Ohman, MD, Barbeau K, Franks PJS, Goericke R, Landry MR, Miller AJ.  2013.  Ecological transitions in a coastal upwelling ecosystem. Oceanography. 26:210-219. AbstractWebsite

The southern California Current Ecosystem (CCE) is a dynamic eastern boundary current ecosystem that is forced by ocean-atmosphere variability on interannual, multidecadal, and long-term secular time scales. Recent evidence suggests that apparent abrupt transitions in ecosystem conditions reflect linear tracking of the physical environment rather than oscillations between alternative preferred states. A space-for-time exchange is one approach that permits use of natural spatial variability in the CCE to develop a mechanistic understanding needed to project future temporal changes. The role of (sub)mesoscale frontal systems in altering rates of nutrient transport, primary and secondary production, export fluxes, and the rates of encounters between predators and prey is an issue central to this pelagic ecosystem and its future trajectory because the occurrence of such frontal features is increasing.
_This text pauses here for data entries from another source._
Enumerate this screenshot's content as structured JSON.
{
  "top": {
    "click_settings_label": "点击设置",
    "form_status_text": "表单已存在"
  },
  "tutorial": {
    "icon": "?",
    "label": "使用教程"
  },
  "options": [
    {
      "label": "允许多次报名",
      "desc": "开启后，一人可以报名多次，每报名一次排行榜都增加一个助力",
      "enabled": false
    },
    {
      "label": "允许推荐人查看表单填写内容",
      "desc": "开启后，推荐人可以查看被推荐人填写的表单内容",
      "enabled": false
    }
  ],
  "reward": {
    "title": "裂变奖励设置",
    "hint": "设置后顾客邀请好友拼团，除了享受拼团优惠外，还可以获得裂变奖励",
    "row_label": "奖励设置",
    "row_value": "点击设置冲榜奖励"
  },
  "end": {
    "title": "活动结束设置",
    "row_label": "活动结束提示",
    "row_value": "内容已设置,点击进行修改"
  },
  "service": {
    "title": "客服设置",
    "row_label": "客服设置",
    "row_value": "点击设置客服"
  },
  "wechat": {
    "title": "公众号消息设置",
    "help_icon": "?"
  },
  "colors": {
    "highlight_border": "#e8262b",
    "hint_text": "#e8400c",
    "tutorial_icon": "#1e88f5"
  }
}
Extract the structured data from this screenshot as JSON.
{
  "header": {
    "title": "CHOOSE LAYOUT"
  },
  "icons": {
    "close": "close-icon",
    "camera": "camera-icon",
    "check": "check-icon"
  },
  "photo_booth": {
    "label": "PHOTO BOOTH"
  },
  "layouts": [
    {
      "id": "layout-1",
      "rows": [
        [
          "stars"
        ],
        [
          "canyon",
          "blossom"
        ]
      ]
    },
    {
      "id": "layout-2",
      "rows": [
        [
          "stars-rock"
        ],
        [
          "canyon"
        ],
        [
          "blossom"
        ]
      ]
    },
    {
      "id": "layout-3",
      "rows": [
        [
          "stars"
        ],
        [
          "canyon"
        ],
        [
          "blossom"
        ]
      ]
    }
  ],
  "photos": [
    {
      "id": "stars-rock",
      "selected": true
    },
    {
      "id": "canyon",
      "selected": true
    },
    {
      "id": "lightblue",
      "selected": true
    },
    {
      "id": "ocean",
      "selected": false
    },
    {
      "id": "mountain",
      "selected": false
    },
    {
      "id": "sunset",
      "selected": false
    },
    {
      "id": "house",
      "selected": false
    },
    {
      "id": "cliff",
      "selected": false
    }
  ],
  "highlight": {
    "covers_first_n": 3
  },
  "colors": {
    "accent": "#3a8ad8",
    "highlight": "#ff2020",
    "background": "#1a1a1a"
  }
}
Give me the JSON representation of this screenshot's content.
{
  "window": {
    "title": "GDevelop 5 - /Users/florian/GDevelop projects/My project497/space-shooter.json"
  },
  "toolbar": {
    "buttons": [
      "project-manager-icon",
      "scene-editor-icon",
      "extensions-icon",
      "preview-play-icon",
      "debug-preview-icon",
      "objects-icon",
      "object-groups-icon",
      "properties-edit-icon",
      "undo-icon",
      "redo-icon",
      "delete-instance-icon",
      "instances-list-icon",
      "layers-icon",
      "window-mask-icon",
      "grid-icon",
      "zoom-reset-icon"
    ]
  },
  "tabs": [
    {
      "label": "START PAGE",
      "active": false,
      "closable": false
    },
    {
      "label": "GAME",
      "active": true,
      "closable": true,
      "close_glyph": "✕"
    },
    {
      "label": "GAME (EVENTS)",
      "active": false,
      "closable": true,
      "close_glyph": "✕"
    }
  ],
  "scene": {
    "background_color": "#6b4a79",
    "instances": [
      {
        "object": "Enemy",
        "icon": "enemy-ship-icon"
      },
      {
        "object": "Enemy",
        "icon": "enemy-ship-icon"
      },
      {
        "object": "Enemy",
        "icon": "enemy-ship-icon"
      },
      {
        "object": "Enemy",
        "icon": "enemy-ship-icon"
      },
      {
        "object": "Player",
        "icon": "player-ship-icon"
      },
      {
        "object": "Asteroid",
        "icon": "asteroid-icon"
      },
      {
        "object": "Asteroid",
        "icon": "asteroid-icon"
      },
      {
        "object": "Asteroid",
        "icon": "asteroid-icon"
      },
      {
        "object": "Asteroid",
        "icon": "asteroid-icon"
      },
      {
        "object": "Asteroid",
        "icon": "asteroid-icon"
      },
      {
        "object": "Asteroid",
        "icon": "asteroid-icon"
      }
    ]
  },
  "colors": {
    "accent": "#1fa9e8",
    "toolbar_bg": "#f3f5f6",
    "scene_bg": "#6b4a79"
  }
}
2011
King, AL, Barbeau KA.  2011.  Dissolved iron and macronutrient distributions in the southern California Current System. Journal of Geophysical Research-Oceans. 116   10.1029/2010jc006324   AbstractWebsite

The distribution of dissolved iron in the southern California Current System (sCCS) is presented from seven research cruises between 2002 and 2006. Dissolved iron concentrations were generally low in most of the study area (<0.5 nM), although high mixed layer and water column dissolved iron concentrations (up to 8 nM) were found to be associated with coastal upwelling, both along the continental margin and some island platforms. A significant supply of iron was probably not from a deep remineralized source but rather from the continental shelf and bottom boundary layer as identified in previous studies along the central and northern California coast. With distance offshore, dissolved iron decreased more rapidly relative to nitrate in a transition zone 10-250 km offshore during spring and summer, resulting in relatively high ratios of nitrate: dissolved iron. Higher nitrate: dissolved iron ratios could be the result of utilization and scavenging in addition to an overall lower supply of iron relative to nitrate in the offshore transition zones. The low supply of iron leads to phytoplankton iron limitation and a depletion in silicic acid relative to nitrate in the coastal upwelling and transition zones of the sCCS.